Work to be completed →
Lift every line from the entries that includes the word "icon".

Segment Start: Data for the task

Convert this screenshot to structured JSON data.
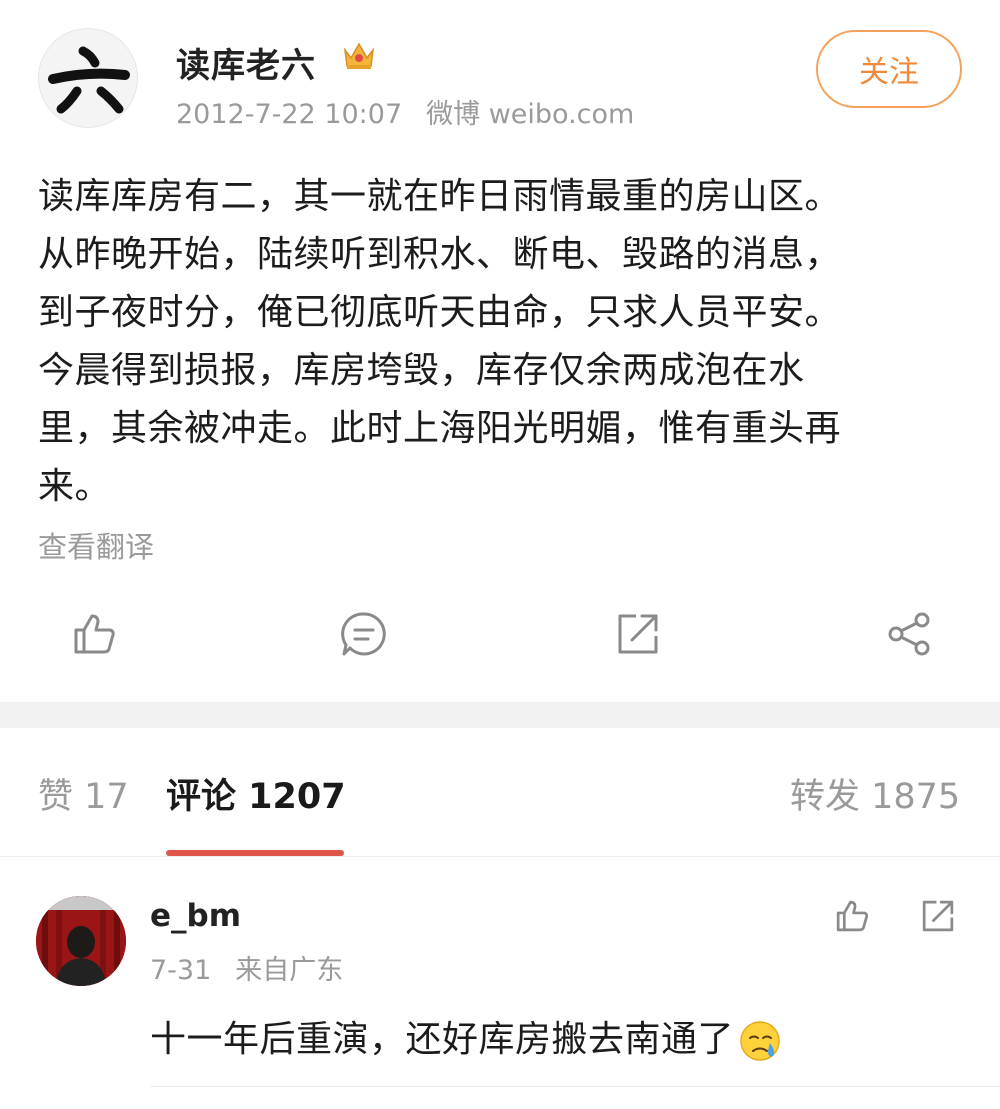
{
  "post": {
    "author": {
      "name": "读库老六",
      "avatar_glyph": "六",
      "badge_icon": "crown-icon"
    },
    "date": "2012-7-22 10:07",
    "source": "微博 weibo.com",
    "follow_label": "关注",
    "text": "读库库房有二，其一就在昨日雨情最重的房山区。\n从昨晚开始，陆续听到积水、断电、毁路的消息，\n到子夜时分，俺已彻底听天由命，只求人员平安。\n今晨得到损报，库房垮毁，库存仅余两成泡在水\n里，其余被冲走。此时上海阳光明媚，惟有重头再\n来。",
    "translate_label": "查看翻译",
    "actions": [
      "thumb-up-icon",
      "comment-icon",
      "repost-icon",
      "share-icon"
    ]
  },
  "tabs": {
    "like": "赞 17",
    "comment": "评论 1207",
    "repost": "转发 1875",
    "active": "comment"
  },
  "comment": {
    "user": "e_bm",
    "date": "7-31",
    "location": "来自广东",
    "text": "十一年后重演，还好库房搬去南通了",
    "emoji_icon": "crying-face-icon"
  },
  "colors": {
    "accent_orange": "#f08a3a",
    "tab_underline": "#e0554a",
    "meta_gray": "#9a9a9a"
  }
}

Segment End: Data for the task

Exercise result →
      "badge_icon": "crown-icon"
      "thumb-up-icon",
      "comment-icon",
      "repost-icon",
      "share-icon"
    "emoji_icon": "crying-face-icon"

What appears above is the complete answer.